[Records excerpted from a collection]
== Segment start ==
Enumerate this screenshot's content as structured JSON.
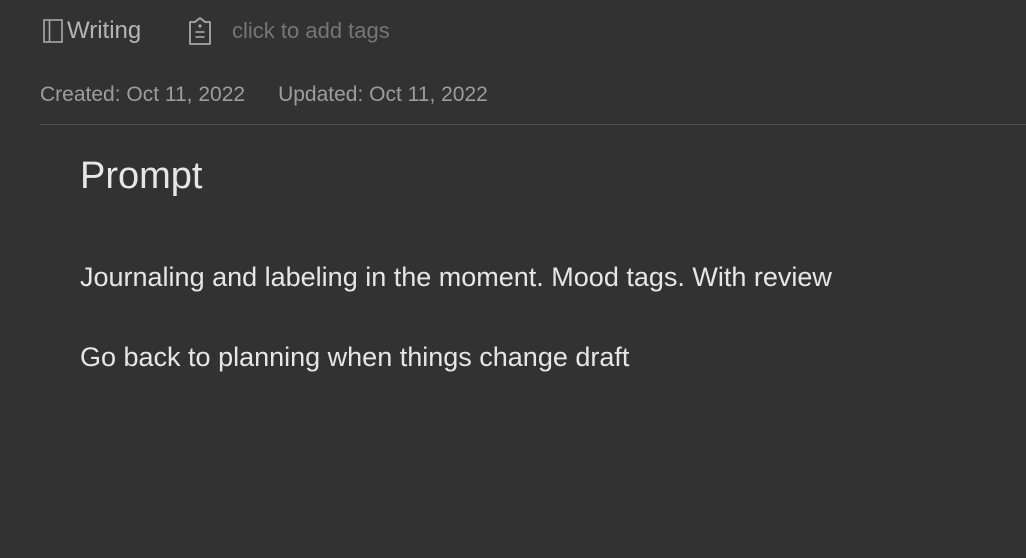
{
  "header": {
    "notebook_icon": "notebook-icon",
    "notebook_name": "Writing",
    "tag_icon": "tag-icon",
    "tags_placeholder": "click to add tags"
  },
  "meta": {
    "created": "Created: Oct 11, 2022",
    "updated": "Updated: Oct 11, 2022"
  },
  "note": {
    "title": "Prompt",
    "paragraphs": [
      "Journaling and labeling in the moment. Mood tags. With review",
      "Go back to planning when things change draft"
    ]
  },
  "colors": {
    "background": "#323232",
    "text": "#e6e6e6",
    "muted_text": "#9d9d9d",
    "placeholder": "#767676",
    "divider": "#4e4e4e"
  }
}
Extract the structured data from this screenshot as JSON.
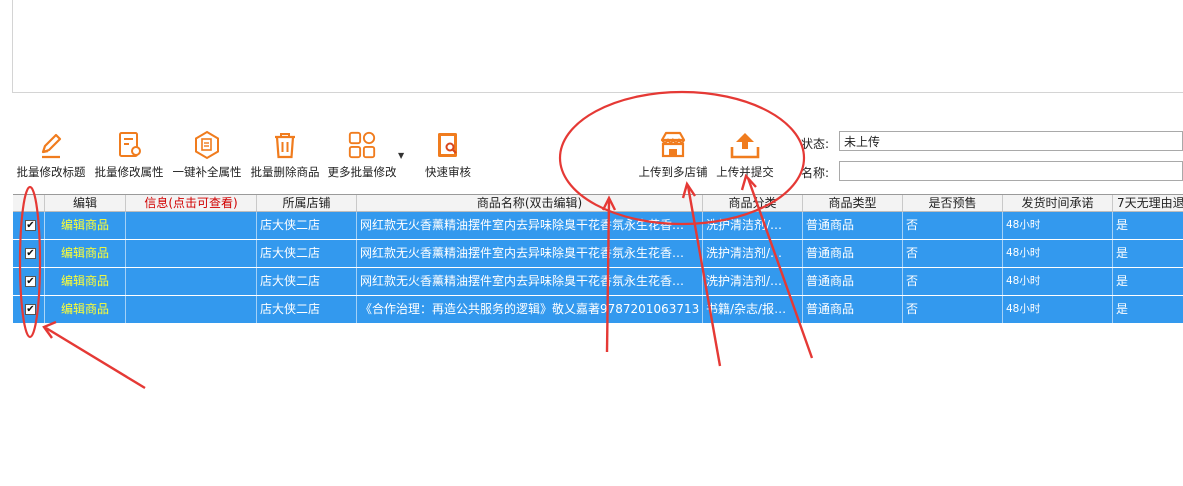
{
  "toolbar": {
    "batch_edit_title": "批量修改标题",
    "batch_edit_attr": "批量修改属性",
    "one_click_fill": "一键补全属性",
    "batch_delete": "批量删除商品",
    "more_batch_edit": "更多批量修改",
    "quick_review": "快速审核",
    "upload_multi_store": "上传到多店铺",
    "upload_submit": "上传并提交"
  },
  "filters": {
    "status_label": "状态:",
    "status_value": "未上传",
    "name_label": "名称:",
    "name_value": ""
  },
  "table": {
    "headers": [
      "编辑",
      "信息(点击可查看)",
      "所属店铺",
      "商品名称(双击编辑)",
      "商品分类",
      "商品类型",
      "是否预售",
      "发货时间承诺",
      "7天无理由退"
    ],
    "rows": [
      {
        "checked": "✔",
        "edit": "编辑商品",
        "info": "",
        "store": "店大侠二店",
        "name": "网红款无火香薰精油摆件室内去异味除臭干花香氛永生花香…",
        "category": "洗护清洁剂/…",
        "type": "普通商品",
        "presale": "否",
        "ship": "48小时",
        "return7": "是"
      },
      {
        "checked": "✔",
        "edit": "编辑商品",
        "info": "",
        "store": "店大侠二店",
        "name": "网红款无火香薰精油摆件室内去异味除臭干花香氛永生花香…",
        "category": "洗护清洁剂/…",
        "type": "普通商品",
        "presale": "否",
        "ship": "48小时",
        "return7": "是"
      },
      {
        "checked": "✔",
        "edit": "编辑商品",
        "info": "",
        "store": "店大侠二店",
        "name": "网红款无火香薰精油摆件室内去异味除臭干花香氛永生花香…",
        "category": "洗护清洁剂/…",
        "type": "普通商品",
        "presale": "否",
        "ship": "48小时",
        "return7": "是"
      },
      {
        "checked": "✔",
        "edit": "编辑商品",
        "info": "",
        "store": "店大侠二店",
        "name": "《合作治理：再造公共服务的逻辑》敬乂嘉著9787201063713",
        "category": "书籍/杂志/报…",
        "type": "普通商品",
        "presale": "否",
        "ship": "48小时",
        "return7": "是"
      }
    ]
  },
  "colors": {
    "accent_orange": "#f07c1e",
    "row_selected": "#3399ee",
    "annotation_red": "#e53935",
    "edit_link": "#ffff33"
  }
}
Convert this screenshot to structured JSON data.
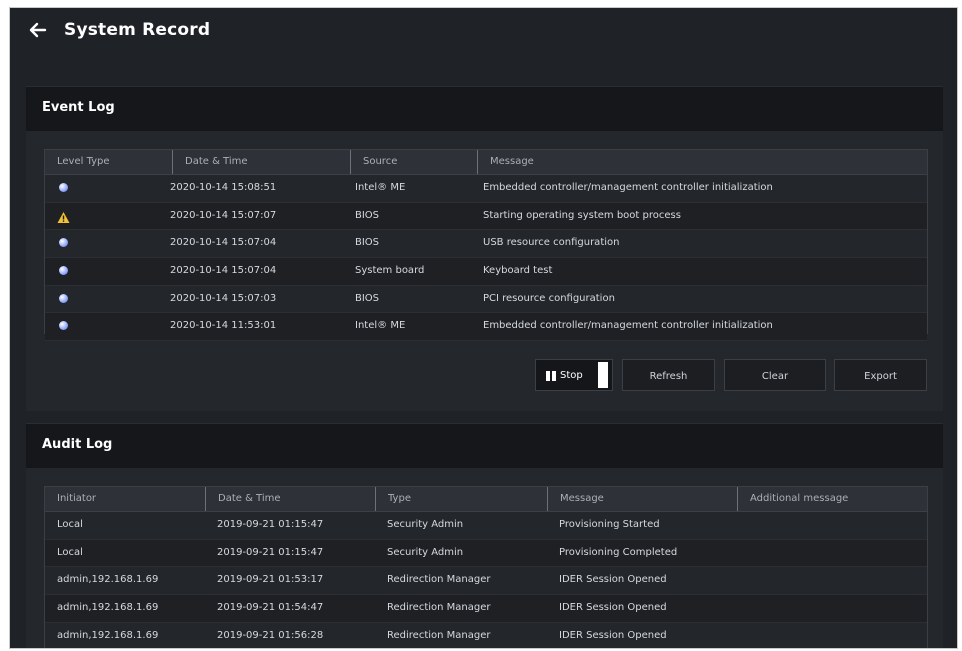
{
  "header": {
    "title": "System Record"
  },
  "event_log": {
    "title": "Event Log",
    "columns": [
      "Level Type",
      "Date & Time",
      "Source",
      "Message"
    ],
    "rows": [
      {
        "level": "info",
        "datetime": "2020-10-14 15:08:51",
        "source": "Intel® ME",
        "message": "Embedded controller/management controller initialization"
      },
      {
        "level": "warning",
        "datetime": "2020-10-14 15:07:07",
        "source": "BIOS",
        "message": "Starting operating system boot process"
      },
      {
        "level": "info",
        "datetime": "2020-10-14 15:07:04",
        "source": "BIOS",
        "message": "USB resource configuration"
      },
      {
        "level": "info",
        "datetime": "2020-10-14 15:07:04",
        "source": "System board",
        "message": "Keyboard test"
      },
      {
        "level": "info",
        "datetime": "2020-10-14 15:07:03",
        "source": "BIOS",
        "message": "PCI resource configuration"
      },
      {
        "level": "info",
        "datetime": "2020-10-14 11:53:01",
        "source": "Intel® ME",
        "message": "Embedded controller/management controller initialization"
      }
    ],
    "buttons": {
      "stop": "Stop",
      "refresh": "Refresh",
      "clear": "Clear",
      "export": "Export"
    }
  },
  "audit_log": {
    "title": "Audit Log",
    "columns": [
      "Initiator",
      "Date & Time",
      "Type",
      "Message",
      "Additional message"
    ],
    "rows": [
      {
        "initiator": "Local",
        "datetime": "2019-09-21 01:15:47",
        "type": "Security Admin",
        "message": "Provisioning Started",
        "additional": ""
      },
      {
        "initiator": "Local",
        "datetime": "2019-09-21 01:15:47",
        "type": "Security Admin",
        "message": "Provisioning Completed",
        "additional": ""
      },
      {
        "initiator": "admin,192.168.1.69",
        "datetime": "2019-09-21 01:53:17",
        "type": "Redirection Manager",
        "message": "IDER Session Opened",
        "additional": ""
      },
      {
        "initiator": "admin,192.168.1.69",
        "datetime": "2019-09-21 01:54:47",
        "type": "Redirection Manager",
        "message": "IDER Session Opened",
        "additional": ""
      },
      {
        "initiator": "admin,192.168.1.69",
        "datetime": "2019-09-21 01:56:28",
        "type": "Redirection Manager",
        "message": "IDER Session Opened",
        "additional": ""
      }
    ]
  },
  "colors": {
    "background": "#1f2227",
    "header_band": "#15171b",
    "info_dot": "#8fa6ff",
    "warning": "#f2c230"
  },
  "icons": {
    "back": "arrow-left-icon",
    "info": "info-dot-icon",
    "warning": "warning-triangle-icon",
    "pause": "pause-icon"
  }
}
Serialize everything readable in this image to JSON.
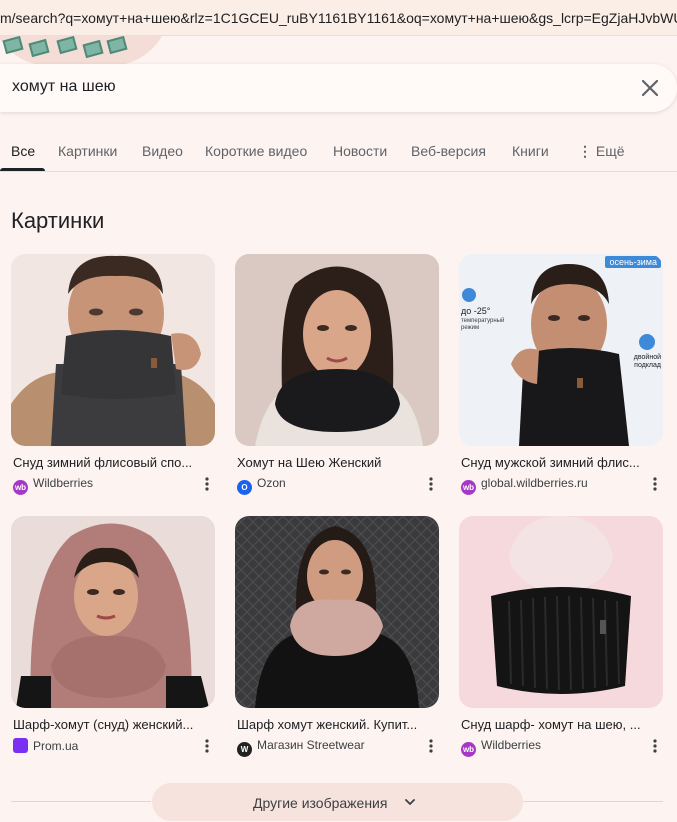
{
  "url": "m/search?q=хомут+на+шею&rlz=1C1GCEU_ruBY1161BY1161&oq=хомут+на+шею&gs_lcrp=EgZjaHJvbWUyB",
  "search": {
    "query": "хомут на шею"
  },
  "tabs": [
    {
      "label": "Все",
      "active": true
    },
    {
      "label": "Картинки"
    },
    {
      "label": "Видео"
    },
    {
      "label": "Короткие видео"
    },
    {
      "label": "Новости"
    },
    {
      "label": "Веб-версия"
    },
    {
      "label": "Книги"
    },
    {
      "label": "Ещё"
    }
  ],
  "section_title": "Картинки",
  "images": [
    {
      "title": "Снуд зимний флисовый спо...",
      "source": "Wildberries",
      "favicon": "wb",
      "favicon_color": "#a637c9"
    },
    {
      "title": "Хомут на Шею Женский",
      "source": "Ozon",
      "favicon": "ozon",
      "favicon_color": "#1a62f0"
    },
    {
      "title": "Снуд мужской зимний флис...",
      "source": "global.wildberries.ru",
      "favicon": "wb",
      "favicon_color": "#a637c9"
    },
    {
      "title": "Шарф-хомут (снуд) женский...",
      "source": "Prom.ua",
      "favicon": "prom",
      "favicon_color": "#7b2ff2"
    },
    {
      "title": "Шарф хомут женский. Купит...",
      "source": "Магазин Streetwear",
      "favicon": "sw",
      "favicon_color": "#222222"
    },
    {
      "title": "Снуд шарф- хомут на шею, ...",
      "source": "Wildberries",
      "favicon": "wb",
      "favicon_color": "#a637c9"
    }
  ],
  "badge_season": "осень-зима",
  "badge_temp": "до -25°",
  "badge_temp_note": "температурный режим",
  "badge_lining": "двойной подклад",
  "more_images_label": "Другие изображения"
}
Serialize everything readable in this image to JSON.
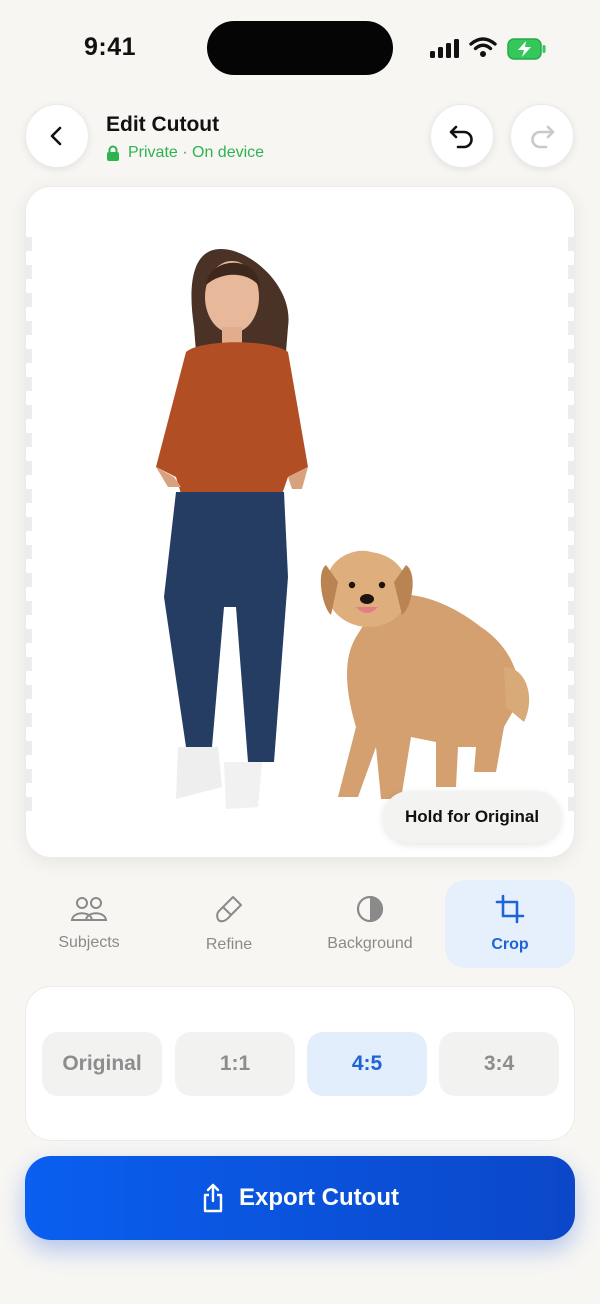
{
  "status": {
    "time": "9:41"
  },
  "header": {
    "title": "Edit Cutout",
    "subtitle": "Private · On device"
  },
  "canvas": {
    "hold_label": "Hold for Original"
  },
  "tools": [
    {
      "label": "Subjects",
      "icon": "people-icon"
    },
    {
      "label": "Refine",
      "icon": "brush-icon"
    },
    {
      "label": "Background",
      "icon": "contrast-icon"
    },
    {
      "label": "Crop",
      "icon": "crop-icon",
      "active": true
    }
  ],
  "ratios": [
    {
      "label": "Original"
    },
    {
      "label": "1:1"
    },
    {
      "label": "4:5",
      "active": true
    },
    {
      "label": "3:4"
    }
  ],
  "export": {
    "label": "Export Cutout"
  },
  "colors": {
    "accent": "#1e64d8",
    "private_green": "#2fb34f",
    "battery_green": "#34c759"
  }
}
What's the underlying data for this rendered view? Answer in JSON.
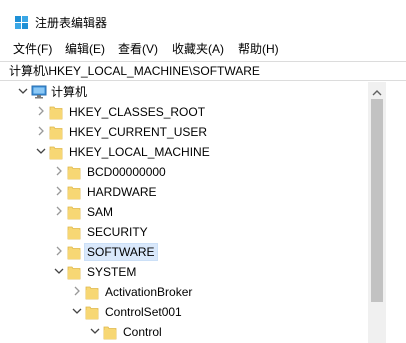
{
  "window": {
    "title": "注册表编辑器",
    "icon": "regedit-icon"
  },
  "menu": [
    {
      "label": "文件(F)"
    },
    {
      "label": "编辑(E)"
    },
    {
      "label": "查看(V)"
    },
    {
      "label": "收藏夹(A)"
    },
    {
      "label": "帮助(H)"
    }
  ],
  "address": {
    "path": "计算机\\HKEY_LOCAL_MACHINE\\SOFTWARE"
  },
  "tree": [
    {
      "label": "计算机",
      "level": 0,
      "expander": "expanded",
      "icon": "computer-icon"
    },
    {
      "label": "HKEY_CLASSES_ROOT",
      "level": 1,
      "expander": "collapsed",
      "icon": "folder-icon"
    },
    {
      "label": "HKEY_CURRENT_USER",
      "level": 1,
      "expander": "collapsed",
      "icon": "folder-icon"
    },
    {
      "label": "HKEY_LOCAL_MACHINE",
      "level": 1,
      "expander": "expanded",
      "icon": "folder-icon"
    },
    {
      "label": "BCD00000000",
      "level": 2,
      "expander": "collapsed",
      "icon": "folder-icon"
    },
    {
      "label": "HARDWARE",
      "level": 2,
      "expander": "collapsed",
      "icon": "folder-icon"
    },
    {
      "label": "SAM",
      "level": 2,
      "expander": "collapsed",
      "icon": "folder-icon"
    },
    {
      "label": "SECURITY",
      "level": 2,
      "expander": "none",
      "icon": "folder-icon"
    },
    {
      "label": "SOFTWARE",
      "level": 2,
      "expander": "collapsed",
      "icon": "folder-icon",
      "selected": true
    },
    {
      "label": "SYSTEM",
      "level": 2,
      "expander": "expanded",
      "icon": "folder-icon"
    },
    {
      "label": "ActivationBroker",
      "level": 3,
      "expander": "collapsed",
      "icon": "folder-icon"
    },
    {
      "label": "ControlSet001",
      "level": 3,
      "expander": "expanded",
      "icon": "folder-icon"
    },
    {
      "label": "Control",
      "level": 4,
      "expander": "expanded",
      "icon": "folder-icon"
    }
  ],
  "colors": {
    "folder": "#f7d774",
    "folder_edge": "#e0b84a",
    "selection": "#d9e8fb",
    "scroll_thumb": "#c2c2c2"
  }
}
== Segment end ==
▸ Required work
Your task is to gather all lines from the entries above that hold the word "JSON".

▸ Exercise answer
Enumerate this screenshot's content as structured JSON.
Extract the structured data from this screenshot as JSON.
Convert this screenshot to structured JSON data.
Serialize everything readable in this image to JSON.
Serialize everything readable in this image to JSON.
What's the underlying data for this rendered view? Answer in JSON.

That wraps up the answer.